■ Exercise objective
All of the data below is to be printed again exactly.

■ Data section
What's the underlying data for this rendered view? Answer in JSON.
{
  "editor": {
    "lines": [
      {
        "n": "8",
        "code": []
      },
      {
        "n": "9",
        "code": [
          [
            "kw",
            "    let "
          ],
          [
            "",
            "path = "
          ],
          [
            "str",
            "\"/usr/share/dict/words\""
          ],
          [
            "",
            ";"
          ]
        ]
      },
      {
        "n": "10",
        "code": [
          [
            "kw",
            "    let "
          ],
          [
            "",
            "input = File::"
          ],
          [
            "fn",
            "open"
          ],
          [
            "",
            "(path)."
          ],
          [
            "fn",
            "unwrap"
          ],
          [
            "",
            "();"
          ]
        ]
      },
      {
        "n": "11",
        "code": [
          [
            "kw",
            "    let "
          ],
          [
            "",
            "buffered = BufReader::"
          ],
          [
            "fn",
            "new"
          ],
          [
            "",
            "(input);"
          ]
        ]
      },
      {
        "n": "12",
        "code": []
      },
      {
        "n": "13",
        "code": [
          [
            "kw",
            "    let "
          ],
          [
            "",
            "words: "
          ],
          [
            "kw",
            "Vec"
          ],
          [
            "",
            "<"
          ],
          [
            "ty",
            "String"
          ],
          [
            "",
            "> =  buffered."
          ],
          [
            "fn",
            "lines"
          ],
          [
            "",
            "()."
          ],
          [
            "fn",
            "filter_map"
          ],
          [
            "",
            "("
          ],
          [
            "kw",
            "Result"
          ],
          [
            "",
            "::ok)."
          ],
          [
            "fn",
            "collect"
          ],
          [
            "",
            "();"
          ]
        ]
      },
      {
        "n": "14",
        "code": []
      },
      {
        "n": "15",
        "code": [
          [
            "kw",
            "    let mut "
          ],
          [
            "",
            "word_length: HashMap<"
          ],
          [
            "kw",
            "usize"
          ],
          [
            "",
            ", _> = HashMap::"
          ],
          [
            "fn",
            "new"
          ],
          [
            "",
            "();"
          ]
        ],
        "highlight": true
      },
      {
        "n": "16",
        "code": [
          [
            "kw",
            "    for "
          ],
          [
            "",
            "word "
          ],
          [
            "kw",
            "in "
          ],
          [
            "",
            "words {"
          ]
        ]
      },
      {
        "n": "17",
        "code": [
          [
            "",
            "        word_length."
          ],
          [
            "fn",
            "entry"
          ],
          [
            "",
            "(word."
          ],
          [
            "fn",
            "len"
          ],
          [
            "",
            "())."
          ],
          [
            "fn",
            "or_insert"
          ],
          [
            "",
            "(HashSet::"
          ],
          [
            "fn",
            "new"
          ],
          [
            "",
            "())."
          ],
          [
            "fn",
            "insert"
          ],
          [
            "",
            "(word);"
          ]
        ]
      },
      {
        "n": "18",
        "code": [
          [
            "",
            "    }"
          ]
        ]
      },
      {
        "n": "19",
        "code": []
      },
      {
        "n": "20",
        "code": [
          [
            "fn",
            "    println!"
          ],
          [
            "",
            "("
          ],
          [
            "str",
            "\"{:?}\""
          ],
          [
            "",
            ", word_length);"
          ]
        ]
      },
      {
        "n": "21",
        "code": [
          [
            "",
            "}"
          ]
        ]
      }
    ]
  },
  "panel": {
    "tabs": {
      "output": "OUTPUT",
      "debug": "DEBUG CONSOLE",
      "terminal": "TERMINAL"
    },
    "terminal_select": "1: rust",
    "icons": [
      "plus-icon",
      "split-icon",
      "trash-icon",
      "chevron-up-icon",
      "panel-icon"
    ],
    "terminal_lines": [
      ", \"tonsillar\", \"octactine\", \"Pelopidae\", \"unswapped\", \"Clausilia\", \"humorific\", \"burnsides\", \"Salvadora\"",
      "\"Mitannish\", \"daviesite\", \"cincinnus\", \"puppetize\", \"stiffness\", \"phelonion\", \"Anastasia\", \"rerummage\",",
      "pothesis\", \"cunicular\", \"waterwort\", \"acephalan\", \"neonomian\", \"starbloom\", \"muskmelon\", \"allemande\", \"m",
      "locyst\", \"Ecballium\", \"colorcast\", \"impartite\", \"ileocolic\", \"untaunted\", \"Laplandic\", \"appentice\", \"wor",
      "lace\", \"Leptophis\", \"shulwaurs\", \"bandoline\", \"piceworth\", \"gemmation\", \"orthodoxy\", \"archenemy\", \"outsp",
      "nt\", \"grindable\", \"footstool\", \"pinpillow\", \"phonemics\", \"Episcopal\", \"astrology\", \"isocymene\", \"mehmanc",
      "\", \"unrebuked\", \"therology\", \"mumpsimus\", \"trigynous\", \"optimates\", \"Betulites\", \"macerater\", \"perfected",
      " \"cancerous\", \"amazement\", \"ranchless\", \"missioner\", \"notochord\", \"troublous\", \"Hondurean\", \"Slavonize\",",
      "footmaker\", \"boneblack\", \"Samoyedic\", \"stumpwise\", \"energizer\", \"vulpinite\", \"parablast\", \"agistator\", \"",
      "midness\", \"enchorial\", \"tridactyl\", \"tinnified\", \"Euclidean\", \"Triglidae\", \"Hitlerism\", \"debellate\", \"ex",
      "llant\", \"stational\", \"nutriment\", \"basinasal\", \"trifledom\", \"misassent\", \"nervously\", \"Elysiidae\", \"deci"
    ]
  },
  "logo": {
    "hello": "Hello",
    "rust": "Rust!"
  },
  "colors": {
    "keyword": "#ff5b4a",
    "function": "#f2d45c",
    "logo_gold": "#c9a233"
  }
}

■ Response to this exercise
What's the underlying data for this rendered view? Answer in JSON.
{
  "editor": {
    "lines": [
      {
        "n": "8",
        "code": []
      },
      {
        "n": "9",
        "code": [
          [
            "kw",
            "    let "
          ],
          [
            "",
            "path = "
          ],
          [
            "str",
            "\"/usr/share/dict/words\""
          ],
          [
            "",
            ";"
          ]
        ]
      },
      {
        "n": "10",
        "code": [
          [
            "kw",
            "    let "
          ],
          [
            "",
            "input = File::"
          ],
          [
            "fn",
            "open"
          ],
          [
            "",
            "(path)."
          ],
          [
            "fn",
            "unwrap"
          ],
          [
            "",
            "();"
          ]
        ]
      },
      {
        "n": "11",
        "code": [
          [
            "kw",
            "    let "
          ],
          [
            "",
            "buffered = BufReader::"
          ],
          [
            "fn",
            "new"
          ],
          [
            "",
            "(input);"
          ]
        ]
      },
      {
        "n": "12",
        "code": []
      },
      {
        "n": "13",
        "code": [
          [
            "kw",
            "    let "
          ],
          [
            "",
            "words: "
          ],
          [
            "kw",
            "Vec"
          ],
          [
            "",
            "<"
          ],
          [
            "ty",
            "String"
          ],
          [
            "",
            "> =  buffered."
          ],
          [
            "fn",
            "lines"
          ],
          [
            "",
            "()."
          ],
          [
            "fn",
            "filter_map"
          ],
          [
            "",
            "("
          ],
          [
            "kw",
            "Result"
          ],
          [
            "",
            "::ok)."
          ],
          [
            "fn",
            "collect"
          ],
          [
            "",
            "();"
          ]
        ]
      },
      {
        "n": "14",
        "code": []
      },
      {
        "n": "15",
        "code": [
          [
            "kw",
            "    let mut "
          ],
          [
            "",
            "word_length: HashMap<"
          ],
          [
            "kw",
            "usize"
          ],
          [
            "",
            ", _> = HashMap::"
          ],
          [
            "fn",
            "new"
          ],
          [
            "",
            "();"
          ]
        ],
        "highlight": true
      },
      {
        "n": "16",
        "code": [
          [
            "kw",
            "    for "
          ],
          [
            "",
            "word "
          ],
          [
            "kw",
            "in "
          ],
          [
            "",
            "words {"
          ]
        ]
      },
      {
        "n": "17",
        "code": [
          [
            "",
            "        word_length."
          ],
          [
            "fn",
            "entry"
          ],
          [
            "",
            "(word."
          ],
          [
            "fn",
            "len"
          ],
          [
            "",
            "())."
          ],
          [
            "fn",
            "or_insert"
          ],
          [
            "",
            "(HashSet::"
          ],
          [
            "fn",
            "new"
          ],
          [
            "",
            "())."
          ],
          [
            "fn",
            "insert"
          ],
          [
            "",
            "(word);"
          ]
        ]
      },
      {
        "n": "18",
        "code": [
          [
            "",
            "    }"
          ]
        ]
      },
      {
        "n": "19",
        "code": []
      },
      {
        "n": "20",
        "code": [
          [
            "fn",
            "    println!"
          ],
          [
            "",
            "("
          ],
          [
            "str",
            "\"{:?}\""
          ],
          [
            "",
            ", word_length);"
          ]
        ]
      },
      {
        "n": "21",
        "code": [
          [
            "",
            "}"
          ]
        ]
      }
    ]
  },
  "panel": {
    "tabs": {
      "output": "OUTPUT",
      "debug": "DEBUG CONSOLE",
      "terminal": "TERMINAL"
    },
    "terminal_select": "1: rust",
    "icons": [
      "plus-icon",
      "split-icon",
      "trash-icon",
      "chevron-up-icon",
      "panel-icon"
    ],
    "terminal_lines": [
      ", \"tonsillar\", \"octactine\", \"Pelopidae\", \"unswapped\", \"Clausilia\", \"humorific\", \"burnsides\", \"Salvadora\"",
      "\"Mitannish\", \"daviesite\", \"cincinnus\", \"puppetize\", \"stiffness\", \"phelonion\", \"Anastasia\", \"rerummage\",",
      "pothesis\", \"cunicular\", \"waterwort\", \"acephalan\", \"neonomian\", \"starbloom\", \"muskmelon\", \"allemande\", \"m",
      "locyst\", \"Ecballium\", \"colorcast\", \"impartite\", \"ileocolic\", \"untaunted\", \"Laplandic\", \"appentice\", \"wor",
      "lace\", \"Leptophis\", \"shulwaurs\", \"bandoline\", \"piceworth\", \"gemmation\", \"orthodoxy\", \"archenemy\", \"outsp",
      "nt\", \"grindable\", \"footstool\", \"pinpillow\", \"phonemics\", \"Episcopal\", \"astrology\", \"isocymene\", \"mehmanc",
      "\", \"unrebuked\", \"therology\", \"mumpsimus\", \"trigynous\", \"optimates\", \"Betulites\", \"macerater\", \"perfected",
      " \"cancerous\", \"amazement\", \"ranchless\", \"missioner\", \"notochord\", \"troublous\", \"Hondurean\", \"Slavonize\",",
      "footmaker\", \"boneblack\", \"Samoyedic\", \"stumpwise\", \"energizer\", \"vulpinite\", \"parablast\", \"agistator\", \"",
      "midness\", \"enchorial\", \"tridactyl\", \"tinnified\", \"Euclidean\", \"Triglidae\", \"Hitlerism\", \"debellate\", \"ex",
      "llant\", \"stational\", \"nutriment\", \"basinasal\", \"trifledom\", \"misassent\", \"nervously\", \"Elysiidae\", \"deci"
    ]
  },
  "logo": {
    "hello": "Hello",
    "rust": "Rust!"
  },
  "colors": {
    "keyword": "#ff5b4a",
    "function": "#f2d45c",
    "logo_gold": "#c9a233"
  }
}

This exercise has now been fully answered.